"What I would say at this stage is that I believe the position is quite different in respect of the extension of Milton Keynes into Aylesbury Vale. This allocation responds solely to the requirement to meet the specific South East Plan figures and we argued through the South East Plan Examination process that such growth should be located elsewhere. The scrapping of the South East Plan strikes to the heart of the necessity for this allocation, and I am also mindful of the recent resolution of Milton Keynes Council to oppose this development. These are factors that must weigh heavily as we move forwards from here.
"I am very aware that the level of growth we do take forward is an issue on which all members will have views to express. I am therefore arranging for members to have the opportunity of debating this issue at the next council meeting on 8 September. This will allow cabinet to take account of the views of council when it subsequently considers the way forward. Any decision to formally amend the submitted Core Strategy will be a decision for council.
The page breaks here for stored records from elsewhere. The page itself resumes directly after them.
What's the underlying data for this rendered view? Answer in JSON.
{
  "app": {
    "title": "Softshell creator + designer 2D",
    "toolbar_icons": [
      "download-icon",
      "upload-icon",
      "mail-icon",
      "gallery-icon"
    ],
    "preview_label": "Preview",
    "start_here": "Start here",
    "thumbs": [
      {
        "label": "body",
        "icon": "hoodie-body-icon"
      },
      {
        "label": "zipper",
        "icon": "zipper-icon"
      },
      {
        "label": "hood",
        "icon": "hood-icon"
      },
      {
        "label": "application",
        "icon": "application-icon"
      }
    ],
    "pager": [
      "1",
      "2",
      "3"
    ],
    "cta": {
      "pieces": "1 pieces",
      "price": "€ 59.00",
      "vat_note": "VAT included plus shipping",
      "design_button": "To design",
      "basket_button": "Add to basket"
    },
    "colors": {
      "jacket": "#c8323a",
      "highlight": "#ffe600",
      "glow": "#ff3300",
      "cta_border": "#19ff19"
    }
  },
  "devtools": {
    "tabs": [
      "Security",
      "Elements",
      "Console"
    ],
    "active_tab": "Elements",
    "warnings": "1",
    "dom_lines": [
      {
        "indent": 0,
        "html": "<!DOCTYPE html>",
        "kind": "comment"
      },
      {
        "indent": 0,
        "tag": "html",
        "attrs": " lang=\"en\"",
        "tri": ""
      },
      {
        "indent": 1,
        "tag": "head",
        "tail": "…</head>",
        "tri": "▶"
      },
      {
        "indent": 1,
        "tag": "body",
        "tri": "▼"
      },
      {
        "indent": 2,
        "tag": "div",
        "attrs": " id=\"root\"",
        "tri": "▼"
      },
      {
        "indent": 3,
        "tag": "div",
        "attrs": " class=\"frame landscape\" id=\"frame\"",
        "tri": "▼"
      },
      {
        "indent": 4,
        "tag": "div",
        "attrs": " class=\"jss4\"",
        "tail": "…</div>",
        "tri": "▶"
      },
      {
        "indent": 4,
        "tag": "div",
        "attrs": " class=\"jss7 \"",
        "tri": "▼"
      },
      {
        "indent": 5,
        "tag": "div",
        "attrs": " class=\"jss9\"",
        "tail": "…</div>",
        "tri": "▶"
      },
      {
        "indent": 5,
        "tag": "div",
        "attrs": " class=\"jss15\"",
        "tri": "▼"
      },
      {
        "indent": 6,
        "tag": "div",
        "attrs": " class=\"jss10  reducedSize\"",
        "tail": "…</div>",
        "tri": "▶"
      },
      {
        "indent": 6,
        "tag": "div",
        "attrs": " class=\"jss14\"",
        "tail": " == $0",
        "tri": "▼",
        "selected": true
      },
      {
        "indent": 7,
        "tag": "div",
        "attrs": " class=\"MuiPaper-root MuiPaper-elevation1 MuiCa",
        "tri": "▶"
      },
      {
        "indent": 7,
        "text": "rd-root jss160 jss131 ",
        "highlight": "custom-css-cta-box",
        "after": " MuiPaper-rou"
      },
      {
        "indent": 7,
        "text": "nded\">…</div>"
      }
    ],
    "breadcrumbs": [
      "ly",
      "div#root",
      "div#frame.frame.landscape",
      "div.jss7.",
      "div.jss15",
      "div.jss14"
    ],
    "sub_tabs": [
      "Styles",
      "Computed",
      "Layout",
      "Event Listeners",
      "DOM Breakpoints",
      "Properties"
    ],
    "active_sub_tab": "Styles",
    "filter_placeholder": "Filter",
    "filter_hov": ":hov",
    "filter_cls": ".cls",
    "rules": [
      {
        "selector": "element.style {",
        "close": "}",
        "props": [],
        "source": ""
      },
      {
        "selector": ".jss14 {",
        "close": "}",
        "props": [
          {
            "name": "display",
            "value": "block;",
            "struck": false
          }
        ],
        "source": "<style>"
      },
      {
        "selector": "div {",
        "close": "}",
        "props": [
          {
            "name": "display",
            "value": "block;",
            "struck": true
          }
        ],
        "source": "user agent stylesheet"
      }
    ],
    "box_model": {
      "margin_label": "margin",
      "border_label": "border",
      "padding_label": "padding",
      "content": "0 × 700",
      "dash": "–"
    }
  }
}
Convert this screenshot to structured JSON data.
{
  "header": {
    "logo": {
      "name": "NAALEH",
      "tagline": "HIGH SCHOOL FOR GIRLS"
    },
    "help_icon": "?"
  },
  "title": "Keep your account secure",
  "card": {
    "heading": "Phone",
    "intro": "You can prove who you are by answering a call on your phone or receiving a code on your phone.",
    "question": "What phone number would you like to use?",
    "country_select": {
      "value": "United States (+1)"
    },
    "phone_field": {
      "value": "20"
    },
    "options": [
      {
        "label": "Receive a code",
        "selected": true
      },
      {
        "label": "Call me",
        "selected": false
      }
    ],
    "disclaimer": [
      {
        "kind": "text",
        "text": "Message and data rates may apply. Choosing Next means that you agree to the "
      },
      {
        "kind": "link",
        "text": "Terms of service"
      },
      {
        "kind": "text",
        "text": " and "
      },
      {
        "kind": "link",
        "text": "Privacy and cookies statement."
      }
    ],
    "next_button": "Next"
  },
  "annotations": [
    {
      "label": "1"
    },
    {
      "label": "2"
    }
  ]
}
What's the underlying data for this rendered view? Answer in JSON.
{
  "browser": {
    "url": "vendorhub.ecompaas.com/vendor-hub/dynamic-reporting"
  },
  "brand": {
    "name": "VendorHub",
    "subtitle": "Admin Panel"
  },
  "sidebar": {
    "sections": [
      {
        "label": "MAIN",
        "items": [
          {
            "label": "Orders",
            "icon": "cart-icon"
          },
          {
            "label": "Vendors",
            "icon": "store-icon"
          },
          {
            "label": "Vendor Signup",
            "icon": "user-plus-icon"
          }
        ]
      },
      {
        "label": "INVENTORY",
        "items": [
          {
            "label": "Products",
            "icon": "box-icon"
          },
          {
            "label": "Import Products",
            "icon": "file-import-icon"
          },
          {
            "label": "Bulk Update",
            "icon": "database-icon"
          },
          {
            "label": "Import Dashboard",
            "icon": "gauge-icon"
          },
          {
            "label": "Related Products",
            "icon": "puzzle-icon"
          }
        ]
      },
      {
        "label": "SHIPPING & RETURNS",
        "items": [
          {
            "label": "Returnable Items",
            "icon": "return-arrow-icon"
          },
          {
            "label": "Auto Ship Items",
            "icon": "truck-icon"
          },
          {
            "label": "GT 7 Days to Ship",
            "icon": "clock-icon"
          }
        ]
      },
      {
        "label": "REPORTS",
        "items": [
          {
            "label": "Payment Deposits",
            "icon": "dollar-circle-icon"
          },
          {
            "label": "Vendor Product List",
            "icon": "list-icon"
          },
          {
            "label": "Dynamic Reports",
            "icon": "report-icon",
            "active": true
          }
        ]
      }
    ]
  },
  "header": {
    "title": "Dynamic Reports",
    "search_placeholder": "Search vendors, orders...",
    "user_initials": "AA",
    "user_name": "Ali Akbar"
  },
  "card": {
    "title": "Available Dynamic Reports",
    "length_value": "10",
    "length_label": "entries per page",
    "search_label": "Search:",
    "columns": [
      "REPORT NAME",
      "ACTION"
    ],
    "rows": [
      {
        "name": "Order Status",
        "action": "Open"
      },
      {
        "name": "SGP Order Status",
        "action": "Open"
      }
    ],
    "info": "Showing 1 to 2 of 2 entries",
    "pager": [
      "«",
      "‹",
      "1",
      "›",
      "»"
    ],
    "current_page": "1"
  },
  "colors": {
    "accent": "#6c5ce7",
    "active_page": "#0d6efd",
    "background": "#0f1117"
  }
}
"In the meantime we need to make our submissions to the inspector. It would be wrong for us to do a substantial amount of additional testing of site allocation options against the now revoked South East Plan figures until we have reached a view on the level of growth we believe is appropriate for us. Our submissions to the inspector will therefore be a technical explanation about the way the current Core Strategy figures evolved and an explanation that we are reviewing our position in the light of the evolving government announcements and actions. We should certainly highlight the particular circumstances relating to Salden Chase. We will accept that the effect of this is that he will need to put the examination on hold until our position is resolved and any consequent technical and procedural work undertaken. Officers will also be addressing technical aspects of the other questions he has posed."